**Goal of the exercise:** Each line containing the string "icon" should be copied out of the entries.

**Excerpted records:**
────────────────────────────────────────
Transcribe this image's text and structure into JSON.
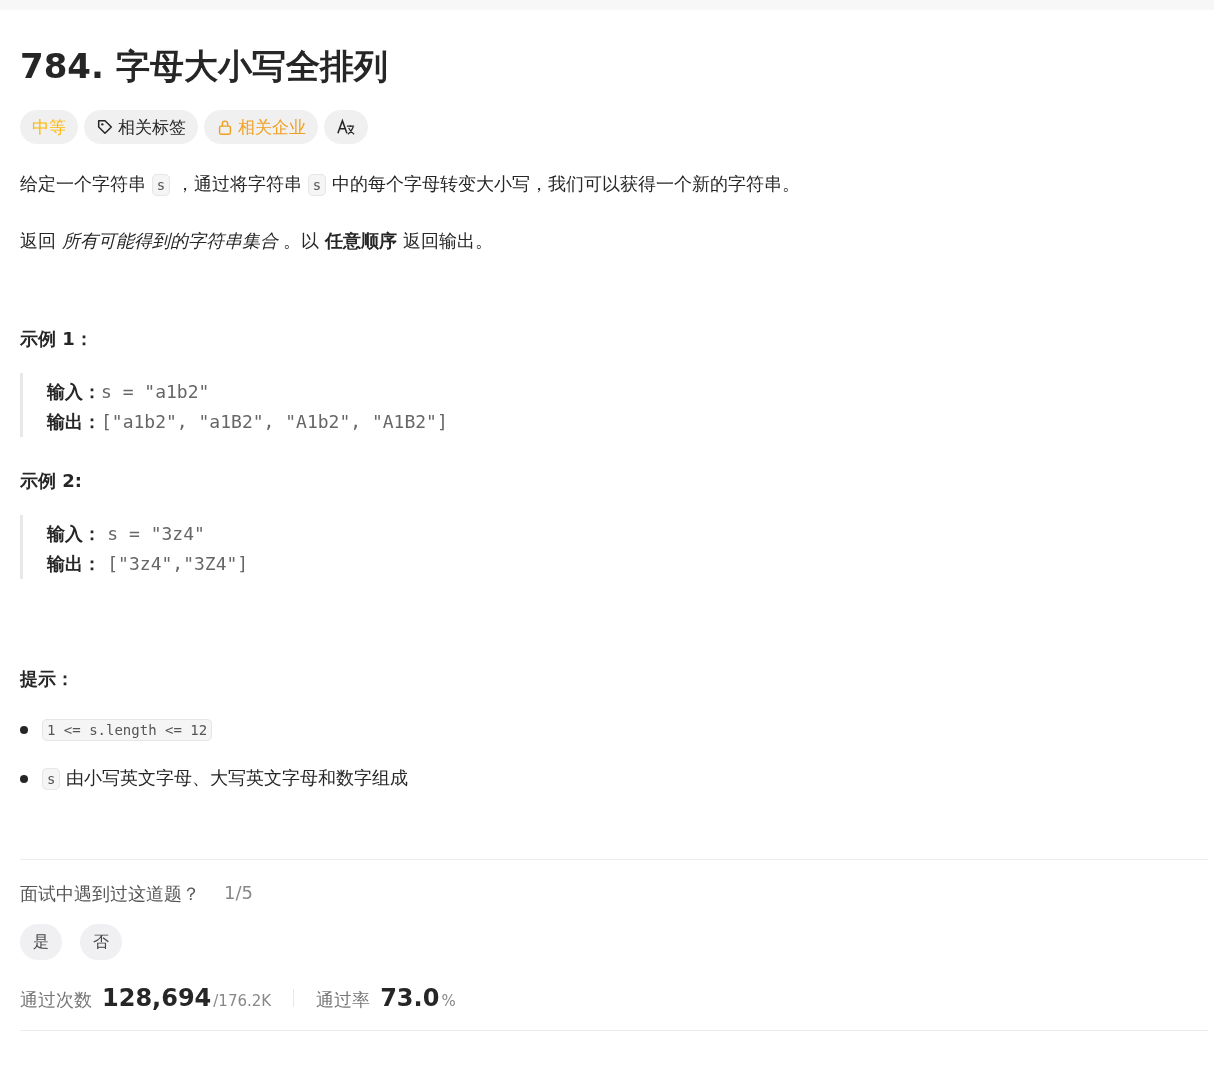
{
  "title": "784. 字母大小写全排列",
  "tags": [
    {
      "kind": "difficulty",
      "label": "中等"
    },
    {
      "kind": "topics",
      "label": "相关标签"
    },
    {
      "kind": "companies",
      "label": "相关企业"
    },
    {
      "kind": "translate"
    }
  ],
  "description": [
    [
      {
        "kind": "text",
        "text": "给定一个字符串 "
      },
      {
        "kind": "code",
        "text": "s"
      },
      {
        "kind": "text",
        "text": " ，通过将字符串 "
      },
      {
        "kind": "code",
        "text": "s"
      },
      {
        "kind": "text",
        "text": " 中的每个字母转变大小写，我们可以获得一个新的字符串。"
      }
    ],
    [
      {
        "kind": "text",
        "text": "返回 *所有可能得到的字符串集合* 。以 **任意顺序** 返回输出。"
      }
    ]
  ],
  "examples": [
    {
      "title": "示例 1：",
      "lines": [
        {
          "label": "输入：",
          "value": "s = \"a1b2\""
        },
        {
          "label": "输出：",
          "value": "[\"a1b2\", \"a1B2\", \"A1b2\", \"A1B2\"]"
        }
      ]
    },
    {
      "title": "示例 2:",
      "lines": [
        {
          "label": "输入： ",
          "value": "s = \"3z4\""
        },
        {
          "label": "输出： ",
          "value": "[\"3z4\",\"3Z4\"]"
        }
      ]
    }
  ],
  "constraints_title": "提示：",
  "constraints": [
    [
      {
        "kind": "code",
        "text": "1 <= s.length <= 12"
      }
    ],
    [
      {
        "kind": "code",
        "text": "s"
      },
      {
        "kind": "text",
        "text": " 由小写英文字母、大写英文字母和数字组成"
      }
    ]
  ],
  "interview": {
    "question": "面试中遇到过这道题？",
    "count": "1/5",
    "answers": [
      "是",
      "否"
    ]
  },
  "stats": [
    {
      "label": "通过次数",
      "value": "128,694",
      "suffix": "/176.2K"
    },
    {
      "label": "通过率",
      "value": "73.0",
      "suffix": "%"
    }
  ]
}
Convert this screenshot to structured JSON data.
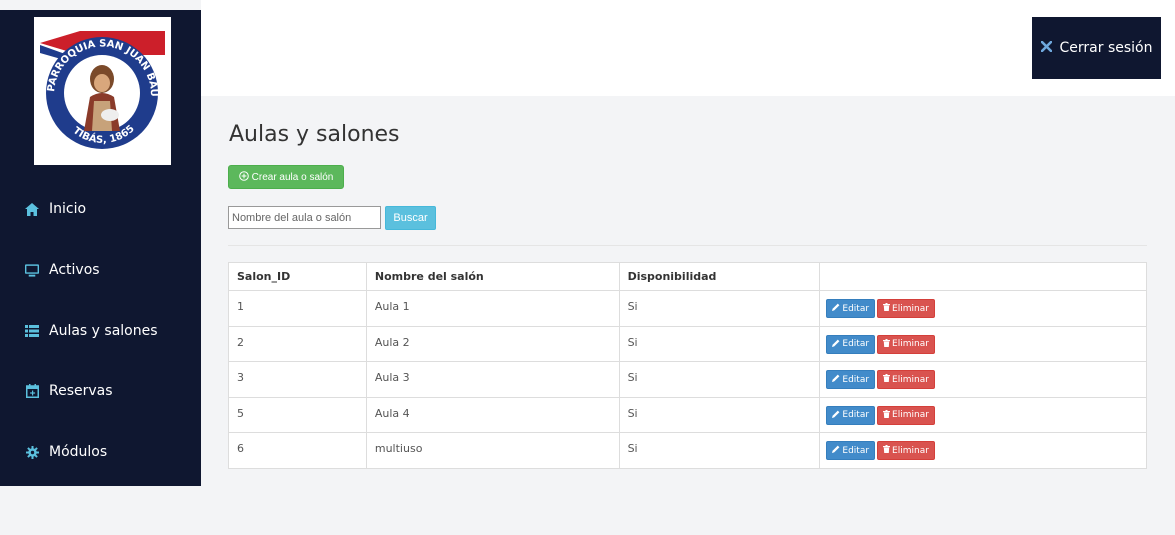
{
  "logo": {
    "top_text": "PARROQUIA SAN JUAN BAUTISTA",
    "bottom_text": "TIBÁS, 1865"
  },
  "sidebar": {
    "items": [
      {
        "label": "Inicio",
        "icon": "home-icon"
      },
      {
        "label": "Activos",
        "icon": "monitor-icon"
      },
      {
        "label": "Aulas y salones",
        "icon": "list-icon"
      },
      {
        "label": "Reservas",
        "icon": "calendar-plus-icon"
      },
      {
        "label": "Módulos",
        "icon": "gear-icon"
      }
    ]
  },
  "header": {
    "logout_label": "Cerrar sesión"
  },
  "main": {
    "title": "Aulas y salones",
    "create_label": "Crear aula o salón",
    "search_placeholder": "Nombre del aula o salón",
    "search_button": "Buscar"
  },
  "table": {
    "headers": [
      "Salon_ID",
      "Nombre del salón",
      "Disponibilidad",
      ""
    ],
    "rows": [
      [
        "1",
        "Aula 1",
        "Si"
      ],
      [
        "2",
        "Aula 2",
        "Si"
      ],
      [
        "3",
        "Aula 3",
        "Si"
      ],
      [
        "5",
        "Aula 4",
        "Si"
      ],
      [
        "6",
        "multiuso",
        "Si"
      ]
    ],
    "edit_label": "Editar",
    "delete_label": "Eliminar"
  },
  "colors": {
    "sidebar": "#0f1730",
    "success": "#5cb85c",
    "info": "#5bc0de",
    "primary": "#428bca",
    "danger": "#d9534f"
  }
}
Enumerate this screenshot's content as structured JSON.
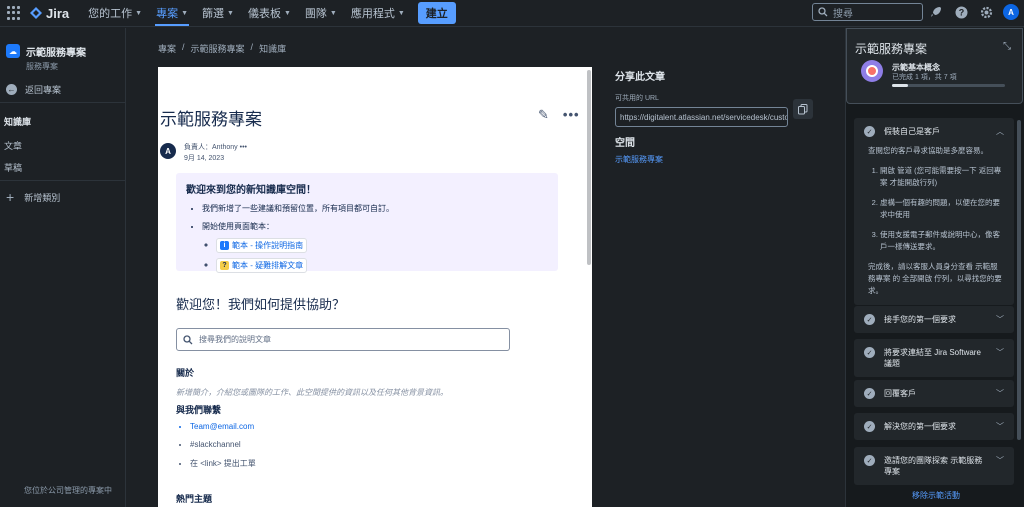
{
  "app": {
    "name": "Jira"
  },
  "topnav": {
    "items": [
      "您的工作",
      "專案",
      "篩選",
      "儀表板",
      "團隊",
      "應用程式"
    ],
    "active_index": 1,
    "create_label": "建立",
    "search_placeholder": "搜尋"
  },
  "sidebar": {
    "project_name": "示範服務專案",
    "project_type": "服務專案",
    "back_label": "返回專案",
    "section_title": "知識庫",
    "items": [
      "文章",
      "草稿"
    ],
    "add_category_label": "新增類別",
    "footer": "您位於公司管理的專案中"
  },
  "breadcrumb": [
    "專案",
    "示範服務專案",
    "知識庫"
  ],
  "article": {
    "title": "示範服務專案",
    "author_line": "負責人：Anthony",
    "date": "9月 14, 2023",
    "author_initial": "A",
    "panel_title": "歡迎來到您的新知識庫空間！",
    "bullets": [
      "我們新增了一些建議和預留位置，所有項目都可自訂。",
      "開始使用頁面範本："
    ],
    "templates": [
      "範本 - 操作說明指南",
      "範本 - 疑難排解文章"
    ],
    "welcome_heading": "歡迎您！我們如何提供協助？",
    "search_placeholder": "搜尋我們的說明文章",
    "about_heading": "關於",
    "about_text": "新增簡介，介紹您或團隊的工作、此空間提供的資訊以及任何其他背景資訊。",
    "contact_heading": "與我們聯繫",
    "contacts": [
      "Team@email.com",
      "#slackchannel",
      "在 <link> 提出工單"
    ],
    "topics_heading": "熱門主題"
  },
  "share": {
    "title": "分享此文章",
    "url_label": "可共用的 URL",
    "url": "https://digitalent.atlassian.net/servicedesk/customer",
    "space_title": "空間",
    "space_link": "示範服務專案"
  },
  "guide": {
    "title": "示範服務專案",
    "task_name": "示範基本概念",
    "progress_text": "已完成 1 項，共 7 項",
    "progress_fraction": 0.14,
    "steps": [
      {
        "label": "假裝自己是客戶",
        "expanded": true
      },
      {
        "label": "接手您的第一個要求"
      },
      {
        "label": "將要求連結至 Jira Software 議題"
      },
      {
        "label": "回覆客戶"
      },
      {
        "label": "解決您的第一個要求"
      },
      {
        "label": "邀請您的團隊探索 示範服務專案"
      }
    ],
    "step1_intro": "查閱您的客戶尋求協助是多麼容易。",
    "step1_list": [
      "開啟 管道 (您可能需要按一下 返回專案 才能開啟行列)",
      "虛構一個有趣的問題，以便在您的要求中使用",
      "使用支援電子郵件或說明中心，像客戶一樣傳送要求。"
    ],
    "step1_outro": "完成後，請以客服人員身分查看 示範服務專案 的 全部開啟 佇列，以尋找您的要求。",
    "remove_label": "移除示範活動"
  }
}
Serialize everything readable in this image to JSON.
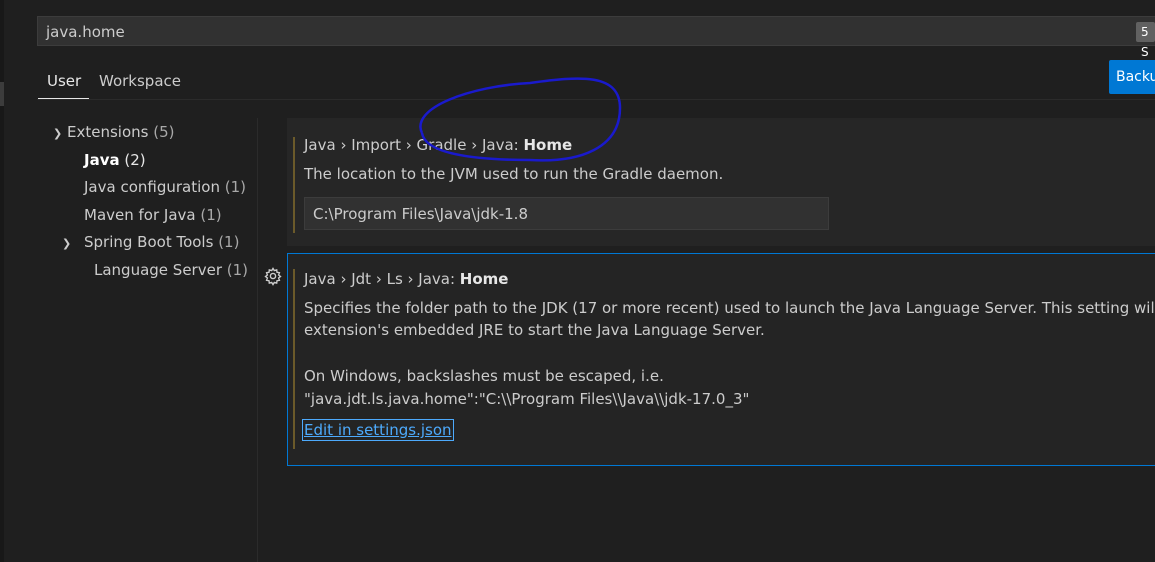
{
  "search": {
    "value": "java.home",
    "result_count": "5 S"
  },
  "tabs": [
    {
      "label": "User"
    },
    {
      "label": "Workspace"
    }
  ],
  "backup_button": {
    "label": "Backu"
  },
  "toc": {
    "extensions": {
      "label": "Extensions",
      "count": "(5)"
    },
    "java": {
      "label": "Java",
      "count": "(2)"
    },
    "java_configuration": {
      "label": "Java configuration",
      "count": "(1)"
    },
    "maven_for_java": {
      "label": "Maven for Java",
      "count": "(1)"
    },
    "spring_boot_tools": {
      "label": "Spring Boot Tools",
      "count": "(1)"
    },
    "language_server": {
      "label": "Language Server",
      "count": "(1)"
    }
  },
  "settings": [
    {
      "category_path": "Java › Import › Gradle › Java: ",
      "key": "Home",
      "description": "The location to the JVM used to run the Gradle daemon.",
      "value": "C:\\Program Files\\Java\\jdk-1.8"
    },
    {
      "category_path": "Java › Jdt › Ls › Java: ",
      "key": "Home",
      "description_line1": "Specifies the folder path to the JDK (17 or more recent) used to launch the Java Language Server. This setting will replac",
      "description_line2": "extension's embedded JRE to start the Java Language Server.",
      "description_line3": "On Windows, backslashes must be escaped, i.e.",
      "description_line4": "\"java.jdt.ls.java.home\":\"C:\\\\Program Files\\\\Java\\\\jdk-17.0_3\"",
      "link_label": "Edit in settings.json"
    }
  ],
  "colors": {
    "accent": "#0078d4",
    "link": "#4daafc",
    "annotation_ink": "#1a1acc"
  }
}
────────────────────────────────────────
**Answer to the exercise:**
        "icon": "home-icon"
        "icon": "monitor-icon"
        "icon": "list-icon"
        "icon": "calendar-plus-icon"
        "icon": "gear-icon"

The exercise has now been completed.